When Bandwidth swapped emails with D.C. indie rockers Spirit Plots in advance of the band’s show at Galaxy Hut tonight, the trio didn’t exactly get right to the point: its members went on tangents about lost cats and Michael Landon. But you couldn’t call the group’s debut EP roundabout. Released in August, Spectral Pitches boasts all of the slacker melodies of a Pavement album crammed into eight quick minutes.
How does Spirit Plots do it? The band has a simple process, writes guitarist Javier Diaz. “Our formula is Hook –> Chorus –> Bridge (repeat x2) –> End. Keep it under two minutes. Gold.”
The group has a similarly straightforward story it tells with personality. The group first formed as a nameless duo between singer/bassist “Irish Dave” Johnston and drummer Sammy Ponzar. The pair worked together in a number of acts—including local favorites America Hearts—and began to experiment with making music on their own, following what sounds like an unceremonious ouster from another group.
Johnston continued honing his skills as a songwriter, then played his home recordings for Ponzar and Club Scout member Diaz. They pronounced them indie-rock gems. (“Dave writes very short songs,” Ponzar writes. “Maybe it will keep the post-MTV millennials interested.”) Diaz took up guitar. Then it came time to decide on a moniker. “It’s a pretty bad name,” Johnston says of the final pick. “It was either that, or ‘Hot Dog and the Buttcrackers.'”

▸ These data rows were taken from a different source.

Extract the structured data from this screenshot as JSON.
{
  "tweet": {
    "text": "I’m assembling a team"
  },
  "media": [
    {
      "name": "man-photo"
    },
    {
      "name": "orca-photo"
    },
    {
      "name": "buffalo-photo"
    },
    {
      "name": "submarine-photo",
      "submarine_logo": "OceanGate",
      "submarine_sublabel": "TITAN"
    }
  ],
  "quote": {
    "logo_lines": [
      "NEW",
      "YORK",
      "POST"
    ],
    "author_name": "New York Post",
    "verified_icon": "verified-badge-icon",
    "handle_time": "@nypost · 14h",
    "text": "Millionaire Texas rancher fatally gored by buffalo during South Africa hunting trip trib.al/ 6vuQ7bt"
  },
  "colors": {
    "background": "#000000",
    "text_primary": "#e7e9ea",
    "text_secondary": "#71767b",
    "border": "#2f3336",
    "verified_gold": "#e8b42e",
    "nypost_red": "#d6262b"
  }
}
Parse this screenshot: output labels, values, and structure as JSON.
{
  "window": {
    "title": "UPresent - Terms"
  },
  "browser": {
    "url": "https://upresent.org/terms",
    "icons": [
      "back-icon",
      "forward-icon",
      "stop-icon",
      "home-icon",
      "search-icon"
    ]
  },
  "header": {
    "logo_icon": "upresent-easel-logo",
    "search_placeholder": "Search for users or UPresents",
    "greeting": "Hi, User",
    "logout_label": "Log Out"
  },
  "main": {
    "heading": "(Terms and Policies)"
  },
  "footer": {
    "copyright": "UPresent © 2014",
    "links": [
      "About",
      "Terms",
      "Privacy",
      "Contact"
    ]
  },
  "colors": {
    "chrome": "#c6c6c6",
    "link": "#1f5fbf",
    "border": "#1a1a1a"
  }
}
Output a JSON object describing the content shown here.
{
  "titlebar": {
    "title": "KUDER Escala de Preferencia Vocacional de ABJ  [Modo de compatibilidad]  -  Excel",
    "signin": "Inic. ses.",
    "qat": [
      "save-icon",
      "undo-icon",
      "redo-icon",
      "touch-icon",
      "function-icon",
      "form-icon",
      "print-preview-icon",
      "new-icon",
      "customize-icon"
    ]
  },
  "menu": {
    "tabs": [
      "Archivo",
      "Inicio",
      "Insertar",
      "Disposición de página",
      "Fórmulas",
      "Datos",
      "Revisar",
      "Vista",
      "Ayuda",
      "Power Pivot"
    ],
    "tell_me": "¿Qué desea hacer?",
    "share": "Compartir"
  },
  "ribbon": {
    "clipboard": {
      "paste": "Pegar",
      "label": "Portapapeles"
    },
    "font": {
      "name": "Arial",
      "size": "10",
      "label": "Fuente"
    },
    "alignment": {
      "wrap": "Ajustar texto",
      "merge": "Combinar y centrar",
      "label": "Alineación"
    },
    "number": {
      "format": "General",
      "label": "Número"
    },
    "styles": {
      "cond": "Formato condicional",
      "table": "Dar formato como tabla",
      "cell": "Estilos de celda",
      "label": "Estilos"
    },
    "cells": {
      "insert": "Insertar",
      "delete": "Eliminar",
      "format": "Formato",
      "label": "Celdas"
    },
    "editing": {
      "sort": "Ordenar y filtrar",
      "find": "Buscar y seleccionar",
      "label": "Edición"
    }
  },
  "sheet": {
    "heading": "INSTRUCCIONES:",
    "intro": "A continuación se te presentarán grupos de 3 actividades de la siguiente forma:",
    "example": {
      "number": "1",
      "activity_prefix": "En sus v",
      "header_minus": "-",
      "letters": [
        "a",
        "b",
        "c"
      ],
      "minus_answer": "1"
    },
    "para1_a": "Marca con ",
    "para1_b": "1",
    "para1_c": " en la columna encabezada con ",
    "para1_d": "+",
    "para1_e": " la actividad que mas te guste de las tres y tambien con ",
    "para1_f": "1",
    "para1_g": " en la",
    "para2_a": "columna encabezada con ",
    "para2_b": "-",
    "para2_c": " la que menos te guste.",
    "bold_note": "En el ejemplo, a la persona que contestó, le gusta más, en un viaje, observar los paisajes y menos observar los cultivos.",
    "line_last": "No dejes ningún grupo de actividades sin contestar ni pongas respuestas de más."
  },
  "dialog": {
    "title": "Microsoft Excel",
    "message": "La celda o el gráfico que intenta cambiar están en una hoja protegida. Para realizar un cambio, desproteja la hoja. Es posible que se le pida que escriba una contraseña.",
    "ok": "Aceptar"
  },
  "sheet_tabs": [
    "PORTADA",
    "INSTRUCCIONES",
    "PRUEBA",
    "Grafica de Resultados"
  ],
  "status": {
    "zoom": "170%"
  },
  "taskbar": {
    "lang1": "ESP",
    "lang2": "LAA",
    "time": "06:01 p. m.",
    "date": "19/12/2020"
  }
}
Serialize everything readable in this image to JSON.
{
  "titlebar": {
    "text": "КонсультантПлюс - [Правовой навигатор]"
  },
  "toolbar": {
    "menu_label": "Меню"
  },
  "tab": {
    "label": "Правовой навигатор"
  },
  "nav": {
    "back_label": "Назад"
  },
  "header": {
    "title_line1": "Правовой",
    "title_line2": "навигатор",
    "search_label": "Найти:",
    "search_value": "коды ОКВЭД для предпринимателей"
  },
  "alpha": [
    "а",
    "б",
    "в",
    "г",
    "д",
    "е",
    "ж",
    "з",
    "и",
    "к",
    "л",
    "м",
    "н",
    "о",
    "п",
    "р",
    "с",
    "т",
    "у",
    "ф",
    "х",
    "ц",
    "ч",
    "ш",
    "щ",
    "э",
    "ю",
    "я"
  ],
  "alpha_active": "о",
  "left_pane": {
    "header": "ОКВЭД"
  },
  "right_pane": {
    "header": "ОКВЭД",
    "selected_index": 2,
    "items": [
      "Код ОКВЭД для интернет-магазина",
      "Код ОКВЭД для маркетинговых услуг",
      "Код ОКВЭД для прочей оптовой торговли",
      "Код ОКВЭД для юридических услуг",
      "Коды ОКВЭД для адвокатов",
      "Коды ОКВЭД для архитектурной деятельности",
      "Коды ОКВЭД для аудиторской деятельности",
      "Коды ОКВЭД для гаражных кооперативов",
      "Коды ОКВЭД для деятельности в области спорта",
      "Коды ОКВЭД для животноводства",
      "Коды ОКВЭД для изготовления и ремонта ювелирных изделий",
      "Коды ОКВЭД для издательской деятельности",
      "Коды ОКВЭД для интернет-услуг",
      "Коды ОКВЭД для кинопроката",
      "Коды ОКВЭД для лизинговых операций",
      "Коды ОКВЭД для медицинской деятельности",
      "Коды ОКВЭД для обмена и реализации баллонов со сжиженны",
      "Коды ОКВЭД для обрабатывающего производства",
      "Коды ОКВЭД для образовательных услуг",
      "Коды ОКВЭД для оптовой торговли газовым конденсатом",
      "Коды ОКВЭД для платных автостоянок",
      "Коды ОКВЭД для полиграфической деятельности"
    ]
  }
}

EP closer “Set Out” demonstrates Spirit Plots’ simple formula at full strength: On the track—a near-epic at more than two minutes long—the band establishes a loose vamp and spends the rest of the song resisting it, while Johnston spouts a series of nonsensical rhymes from deep in the mix. The tune’s backstory is just as confounding.
“On the DVD commentary of the movie The Princess Bride, Wallace Shawn tells a story of how Andre the Giant told him on the set of the film that Samuel Beckett used to drive him to school in an ambulance because he wouldn’t fit on the school bus,” Johnston writes. “This song is about their adventures together.”
Like the EP’s cover art—a picture of Evel Knievel catching air—the EP comes across as a blink-and-you-missed-it moment, designed to be experienced first and figured out later. No breaks divide the songs. “It keeps momentum going,” Ponzar writes. Listeners can rest when it’s over.